Your goal
All of the records below should be retyped exactly, with no pictures included.

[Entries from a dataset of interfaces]
+--

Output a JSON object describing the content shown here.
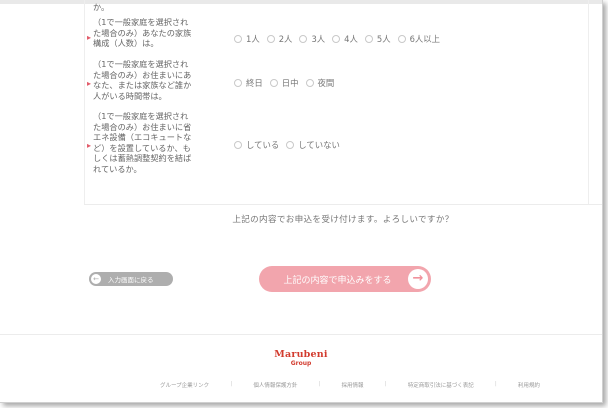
{
  "questions": [
    {
      "text_lines": [
        "か。"
      ],
      "options": []
    },
    {
      "text_lines": [
        "（1で一般家庭を選択され",
        "た場合のみ）あなたの家族",
        "構成（人数）は。"
      ],
      "options": [
        "1人",
        "2人",
        "3人",
        "4人",
        "5人",
        "6人以上"
      ]
    },
    {
      "text_lines": [
        "（1で一般家庭を選択され",
        "た場合のみ）お住まいにあ",
        "なた、または家族など誰か",
        "人がいる時間帯は。"
      ],
      "options": [
        "終日",
        "日中",
        "夜間"
      ]
    },
    {
      "text_lines": [
        "（1で一般家庭を選択され",
        "た場合のみ）お住まいに省",
        "エネ設備（エコキュートな",
        "ど）を設置しているか、も",
        "しくは蓄熱調整契約を結ば",
        "れているか。"
      ],
      "options": [
        "している",
        "していない"
      ]
    }
  ],
  "confirm_text": "上記の内容でお申込を受け付けます。よろしいですか？",
  "back_button": {
    "label": "入力画面に戻る",
    "icon": "arrow-left-icon"
  },
  "submit_button": {
    "label": "上記の内容で申込みをする",
    "icon": "arrow-right-icon"
  },
  "logo": {
    "name": "Marubeni",
    "group": "Group",
    "color": "#d23b2e"
  },
  "footer_links": [
    "グループ企業リンク",
    "個人情報保護方針",
    "採用情報",
    "特定商取引法に基づく表記",
    "利用規約"
  ],
  "colors": {
    "accent": "#f2a5ad",
    "required": "#e25a69",
    "back_button": "#aeaeae"
  }
}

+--

Answer below
Output a JSON object describing the content shown here.
{
  "questions": [
    {
      "text_lines": [
        "か。"
      ],
      "options": []
    },
    {
      "text_lines": [
        "（1で一般家庭を選択され",
        "た場合のみ）あなたの家族",
        "構成（人数）は。"
      ],
      "options": [
        "1人",
        "2人",
        "3人",
        "4人",
        "5人",
        "6人以上"
      ]
    },
    {
      "text_lines": [
        "（1で一般家庭を選択され",
        "た場合のみ）お住まいにあ",
        "なた、または家族など誰か",
        "人がいる時間帯は。"
      ],
      "options": [
        "終日",
        "日中",
        "夜間"
      ]
    },
    {
      "text_lines": [
        "（1で一般家庭を選択され",
        "た場合のみ）お住まいに省",
        "エネ設備（エコキュートな",
        "ど）を設置しているか、も",
        "しくは蓄熱調整契約を結ば",
        "れているか。"
      ],
      "options": [
        "している",
        "していない"
      ]
    }
  ],
  "confirm_text": "上記の内容でお申込を受け付けます。よろしいですか？",
  "back_button": {
    "label": "入力画面に戻る",
    "icon": "arrow-left-icon"
  },
  "submit_button": {
    "label": "上記の内容で申込みをする",
    "icon": "arrow-right-icon"
  },
  "logo": {
    "name": "Marubeni",
    "group": "Group",
    "color": "#d23b2e"
  },
  "footer_links": [
    "グループ企業リンク",
    "個人情報保護方針",
    "採用情報",
    "特定商取引法に基づく表記",
    "利用規約"
  ],
  "colors": {
    "accent": "#f2a5ad",
    "required": "#e25a69",
    "back_button": "#aeaeae"
  }
}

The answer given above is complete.